This, in part, is down to the quality of competition he has faced. Indeed, much of the conversation around England’s midfield in the early to mid-noughties centred on finding a system that could accommodate both box-to-box dynamos Steven Gerrard and Frank Lampard.

As time went on, however, focus shifted towards trequartistas, advanced playmakers and those with more mobile, harrying playing styles. And the likes of Jack Wilshere, Ross Barkley, Jordan Henderson and Dele Alli were brought into the frame more frequently than Carrick, whose deep-lying capabilities were not utilised to their full potential. That nearly 65 per cent of Carrick’s England caps have come in friendlies shows how undervalued he was. 

In fairness, Carrick does not embody similar characteristics to many of his England midfield contemporaries, including a laudable lack of ego. He is not blessed with lung-busting pace, nor is he enough of a ball-winner to shield a back four solo. Yet his passing and distribution satisfy world-class criteria, with a range only matched, as far as England internationals go, by his former United team-mate Paul Scholes, who was also misused when playing for his country.

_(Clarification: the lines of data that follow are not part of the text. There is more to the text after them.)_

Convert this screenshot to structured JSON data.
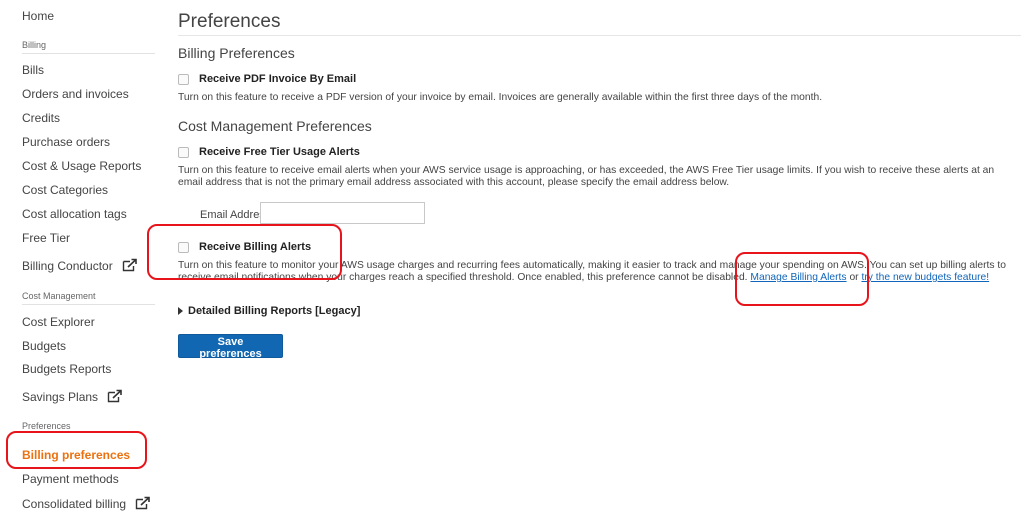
{
  "sidebar": {
    "home": "Home",
    "billing_section": "Billing",
    "billing_items": [
      "Bills",
      "Orders and invoices",
      "Credits",
      "Purchase orders",
      "Cost & Usage Reports",
      "Cost Categories",
      "Cost allocation tags",
      "Free Tier",
      "Billing Conductor"
    ],
    "cost_management_section": "Cost Management",
    "cost_items": [
      "Cost Explorer",
      "Budgets",
      "Budgets Reports",
      "Savings Plans"
    ],
    "preferences_section": "Preferences",
    "preference_items": [
      "Billing preferences",
      "Payment methods",
      "Consolidated billing"
    ],
    "active_item": "Billing preferences"
  },
  "main": {
    "title": "Preferences",
    "billing_preferences": {
      "heading": "Billing Preferences",
      "pdf_invoice": {
        "label": "Receive PDF Invoice By Email",
        "checked": false,
        "description": "Turn on this feature to receive a PDF version of your invoice by email. Invoices are generally available within the first three days of the month."
      }
    },
    "cost_management_preferences": {
      "heading": "Cost Management Preferences",
      "free_tier_alerts": {
        "label": "Receive Free Tier Usage Alerts",
        "checked": false,
        "description": "Turn on this feature to receive email alerts when your AWS service usage is approaching, or has exceeded, the AWS Free Tier usage limits. If you wish to receive these alerts at an email address that is not the primary email address associated with this account, please specify the email address below."
      },
      "email_address": {
        "label": "Email Address:",
        "value": "",
        "placeholder": ""
      },
      "billing_alerts": {
        "label": "Receive Billing Alerts",
        "checked": false,
        "description_line1": "Turn on this feature to monitor your AWS usage charges and recurring fees automatically, making it easier to track and manage your spending on AWS. You can set up billing alerts to",
        "description_line2": "receive email notifications when your charges reach a specified threshold. Once enabled, this preference cannot be disabled.",
        "manage_link": "Manage Billing Alerts",
        "or_text": "or",
        "budgets_link": "try the new budgets feature!"
      }
    },
    "detailed_billing_reports": {
      "label": "Detailed Billing Reports [Legacy]",
      "expanded": false
    },
    "save_button": "Save preferences"
  },
  "colors": {
    "active_nav": "#ec7211",
    "link": "#1166bb",
    "primary_button": "#1167b1",
    "annotation": "#e8141c"
  }
}
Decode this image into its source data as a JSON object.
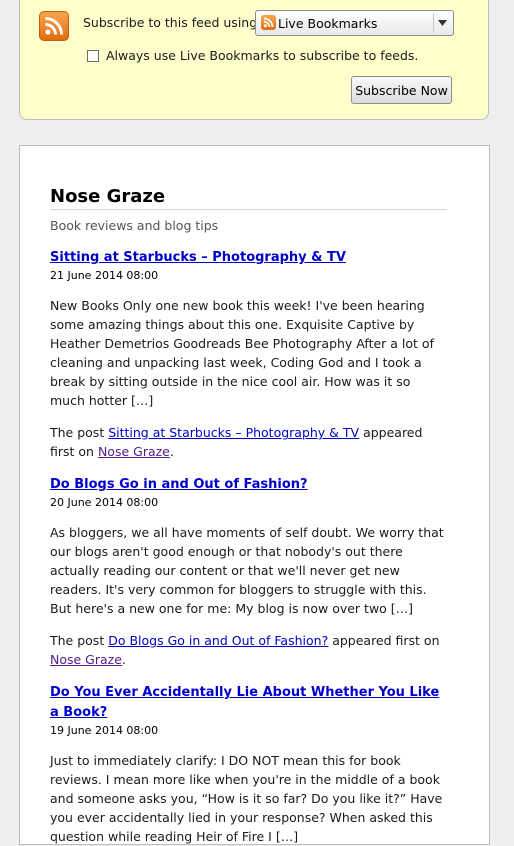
{
  "subscribe": {
    "label": "Subscribe to this feed using",
    "selected_reader": "Live Bookmarks",
    "always_use_label": "Always use Live Bookmarks to subscribe to feeds.",
    "always_use_checked": false,
    "button_label": "Subscribe Now"
  },
  "feed": {
    "title": "Nose Graze",
    "subtitle": "Book reviews and blog tips",
    "entries": [
      {
        "title": "Sitting at Starbucks – Photography & TV",
        "date": "21 June 2014 08:00",
        "body": "New Books Only one new book this week! I've been hearing some amazing things about this one. Exquisite Captive by Heather Demetrios Goodreads Bee Photography After a lot of cleaning and unpacking last week, Coding God and I took a break by sitting outside in the nice cool air. How was it so much hotter […]",
        "footer_prefix": "The post ",
        "footer_link": "Sitting at Starbucks – Photography & TV",
        "footer_middle": " appeared first on ",
        "footer_site": "Nose Graze",
        "footer_end": "."
      },
      {
        "title": "Do Blogs Go in and Out of Fashion?",
        "date": "20 June 2014 08:00",
        "body": "As bloggers, we all have moments of self doubt. We worry that our blogs aren't good enough or that nobody's out there actually reading our content or that we'll never get new readers. It's very common for bloggers to struggle with this. But here's a new one for me: My blog is now over two […]",
        "footer_prefix": "The post ",
        "footer_link": "Do Blogs Go in and Out of Fashion?",
        "footer_middle": " appeared first on ",
        "footer_site": "Nose Graze",
        "footer_end": "."
      },
      {
        "title": "Do You Ever Accidentally Lie About Whether You Like a Book?",
        "date": "19 June 2014 08:00",
        "body": "Just to immediately clarify: I DO NOT mean this for book reviews. I mean more like when you're in the middle of a book and someone asks you, “How is it so far? Do you like it?” Have you ever accidentally lied in your response? When asked this question while reading Heir of Fire I […]"
      }
    ]
  },
  "icons": {
    "feed": "rss-feed-icon",
    "reader": "rss-feed-icon",
    "dropdown": "chevron-down-icon"
  },
  "colors": {
    "subscribe_background": "#ffffcc",
    "link": "#0000cc",
    "visited_link": "#551a8b",
    "rss_orange": "#f08a24"
  }
}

Rather, the player Carrick resembles most isn’t English at all; it’s Andrea Pirlo, minus the free-kicks. When comparisons between the mild-mannered Geordie and Italian football’s coolest customer first emerged, they were dismissed in some quarters as hyperbole. Yet watching Carrick confirm his retirement plans this week, perfectly bearded and reflecting on a trophy-laden 12-year spell at one of world football’s grandest institutions, the parallels have become harder to deny.

Michael Carrick at a press event ahead of Manchester United's Champions League game this week. Photo: Getty.

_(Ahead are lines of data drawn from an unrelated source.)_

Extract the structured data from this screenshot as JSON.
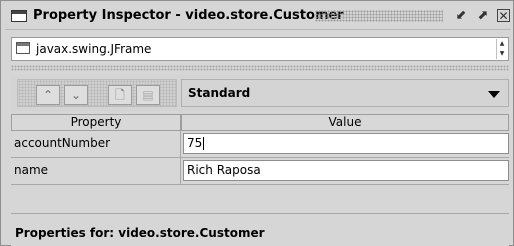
{
  "window": {
    "title": "Property Inspector - video.store.Customer",
    "icons": [
      "window-icon",
      "undock-icon",
      "maximize-icon",
      "close-icon"
    ]
  },
  "class_selector": {
    "value": "javax.swing.JFrame",
    "icon": "jframe-icon"
  },
  "toolbar": {
    "buttons": [
      {
        "name": "move-up",
        "icon": "chevron-up-icon"
      },
      {
        "name": "move-down",
        "icon": "chevron-down-icon"
      },
      {
        "name": "new-document",
        "icon": "document-icon"
      },
      {
        "name": "layout",
        "icon": "layout-icon"
      }
    ],
    "view_select": {
      "value": "Standard"
    }
  },
  "table": {
    "columns": [
      "Property",
      "Value"
    ],
    "rows": [
      {
        "property": "accountNumber",
        "value": "75"
      },
      {
        "property": "name",
        "value": "Rich Raposa"
      }
    ]
  },
  "status": {
    "text": "Properties for:  video.store.Customer"
  }
}
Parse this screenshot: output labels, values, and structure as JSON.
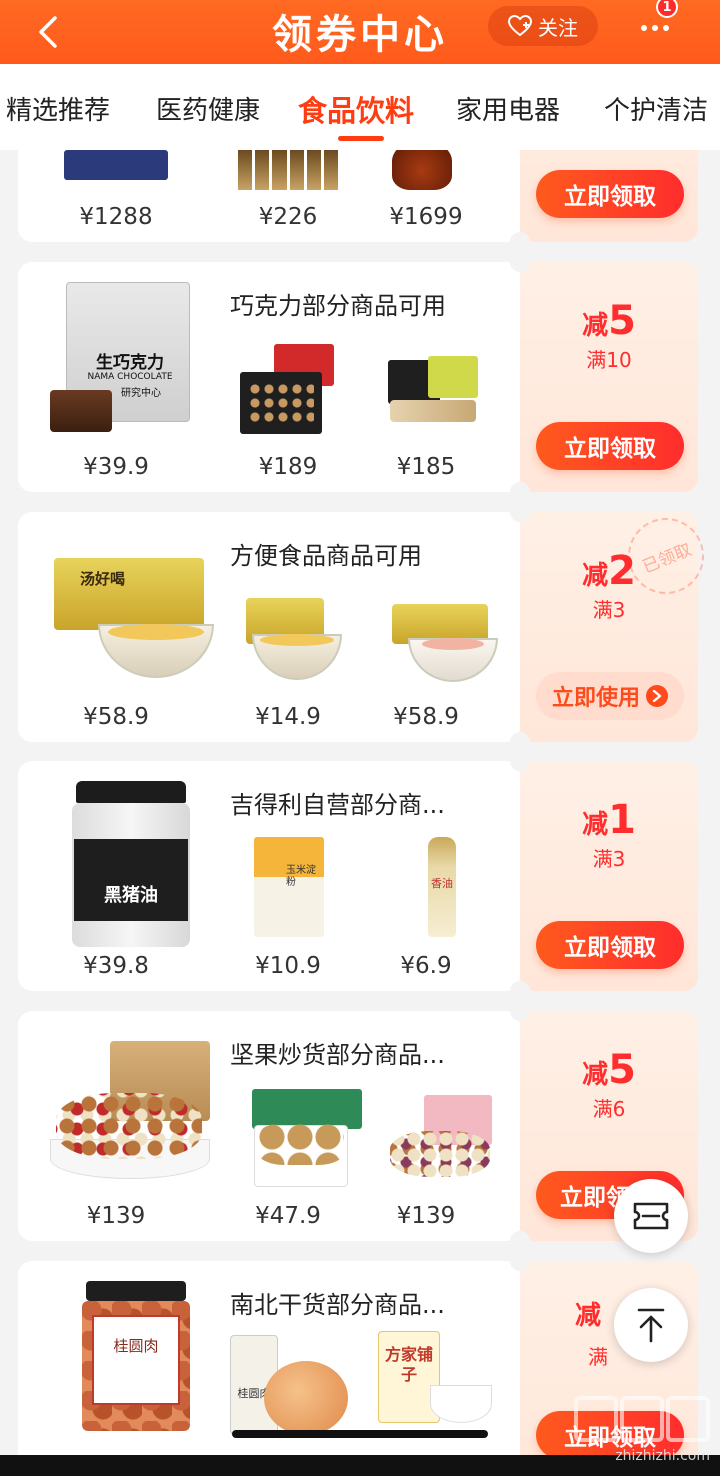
{
  "header": {
    "title": "领券中心",
    "follow_label": "关注",
    "notification_count": "1",
    "accent_color": "#ff5a1c"
  },
  "tabs": [
    {
      "label": "精选推荐",
      "active": false
    },
    {
      "label": "医药健康",
      "active": false
    },
    {
      "label": "食品饮料",
      "active": true
    },
    {
      "label": "家用电器",
      "active": false
    },
    {
      "label": "个护清洁",
      "active": false
    }
  ],
  "coupons": [
    {
      "title": "",
      "prices": [
        "¥1288",
        "¥226",
        "¥1699"
      ],
      "discount_label": "",
      "discount_amount": "",
      "threshold": "",
      "button": "立即领取",
      "claimed": false
    },
    {
      "title": "巧克力部分商品可用",
      "prices": [
        "¥39.9",
        "¥189",
        "¥185"
      ],
      "discount_label": "减",
      "discount_amount": "5",
      "threshold": "满10",
      "button": "立即领取",
      "claimed": false
    },
    {
      "title": "方便食品商品可用",
      "prices": [
        "¥58.9",
        "¥14.9",
        "¥58.9"
      ],
      "discount_label": "减",
      "discount_amount": "2",
      "threshold": "满3",
      "button": "立即使用",
      "claimed": true,
      "stamp": "已领取"
    },
    {
      "title": "吉得利自营部分商...",
      "prices": [
        "¥39.8",
        "¥10.9",
        "¥6.9"
      ],
      "discount_label": "减",
      "discount_amount": "1",
      "threshold": "满3",
      "button": "立即领取",
      "claimed": false
    },
    {
      "title": "坚果炒货部分商品...",
      "prices": [
        "¥139",
        "¥47.9",
        "¥139"
      ],
      "discount_label": "减",
      "discount_amount": "5",
      "threshold": "满6",
      "button": "立即领",
      "claimed": false
    },
    {
      "title": "南北干货部分商品...",
      "prices": [
        "",
        "",
        ""
      ],
      "discount_label": "减",
      "discount_amount": "",
      "threshold": "满",
      "button": "立即领取",
      "claimed": false
    }
  ],
  "product_labels": {
    "chocolate_pack_line1": "生巧克力",
    "chocolate_pack_line2": "NAMA CHOCOLATE",
    "chocolate_pack_line3": "研究中心",
    "noodle_box": "汤好喝",
    "lard_jar": "黑猪油",
    "starch_bag": "玉米淀粉",
    "sesame_bottle": "香油",
    "longan_jar": "桂圆肉",
    "longan_bag": "桂圆肉",
    "brand_box": "方家铺子"
  },
  "floating": {
    "coupon_icon": "ticket-icon",
    "top_icon": "arrow-up-icon"
  },
  "watermark": {
    "url": "zhizhizhi.com"
  }
}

Where other players would have been shown the door much sooner, both Pirlo and Carrick’s efficient style of play – built on patience, possession and precision – gifted them twilights as impressive as many others’ peaks. That at 36, Carrick is still playing for a team in the top two of the top division in English football, rather than in lower-league or moneyed foreign obscurity, speaks volumes. At the same age, Pirlo started for Juventus in the Champions League final of 2015.

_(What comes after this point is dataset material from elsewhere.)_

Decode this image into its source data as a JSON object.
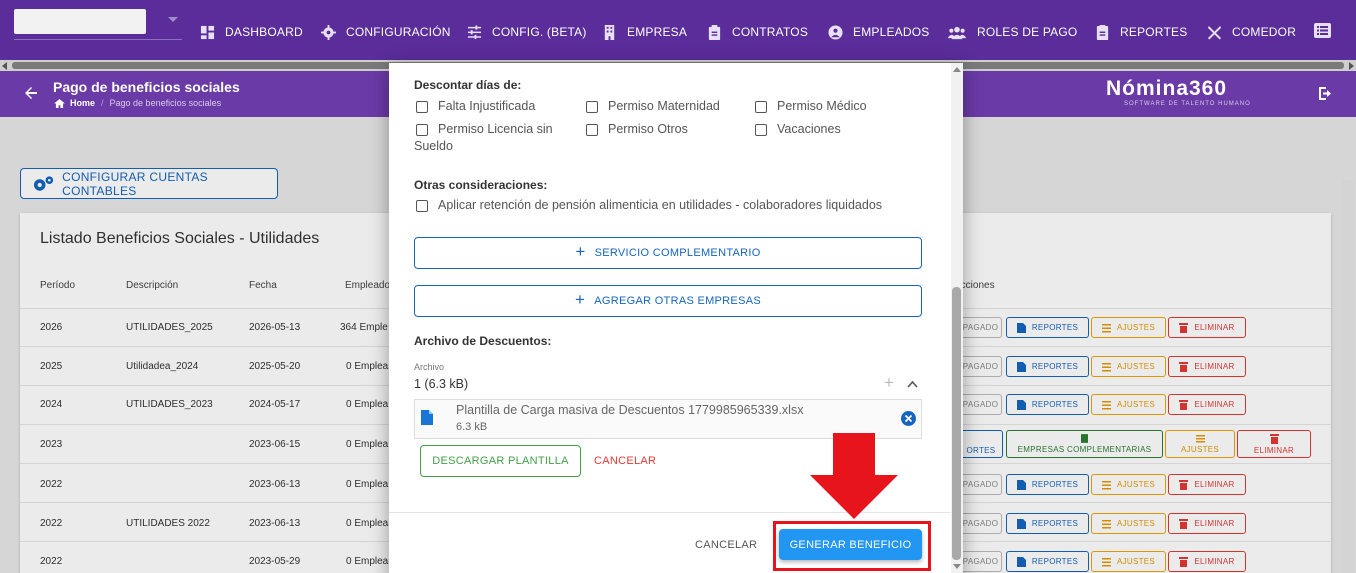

It is ill health, not a decline in ability, which is finally bringing Carrick’s career to a close. After saying he “felt strange” during the second-half of United’s 4-1 win over Burton Albion earlier this season, he had a cardiac ablation procedure to treat an irregular heart rhythm. He has since been limited to just three more appearances this term, of which United won two. 

And just how key to United’s success Carrick has been since his £18m signing from Tottenham in 2006 cannot be overstated. He was United’s sole signing that summer, yielding only modest excitement, and there were some Red Devils fans displeased with then manager Sir Alex Ferguson’s decision to assign Carrick the number 16 jersey previously worn by departed captain Roy Keane. Less than a year later, though, United won their first league title in four years. The following season, United won the league and Champions League double, with Carrick playing 49 times across all competitions.

Failing to regularly deploy Carrick in his favoured role – one that is nominally defensive in its position at the base of midfield, but also creative in providing through-balls to the players ahead – must be considered one of the most criminal oversights of successive England managers’ tenures. Unfortunately, Carrick’s heart condition means that current boss Gareth Southgate is unlikely to be able to make amends this summer.

By pressing space, rather than players, Carrick compensates for his lack of speed by marking passing channels and intercepting. He is forever watching the game around him and his unwillingness to commit passes prematurely and lose possession is as valuable an asset as when he does spot an opening.

Ultimately, while Carrick can have few regrets about his illustrious career, England fans and management alike can have plenty. Via West Ham, Spurs and United, the Wallsend-born émigré has earned his billing as one of the most gifted midfielders of his generation, but he’d never let on.

Rohan Banerjee is a Special Projects Writer at the New Statesman. He co-hosts the No Country For Brown Men podcast.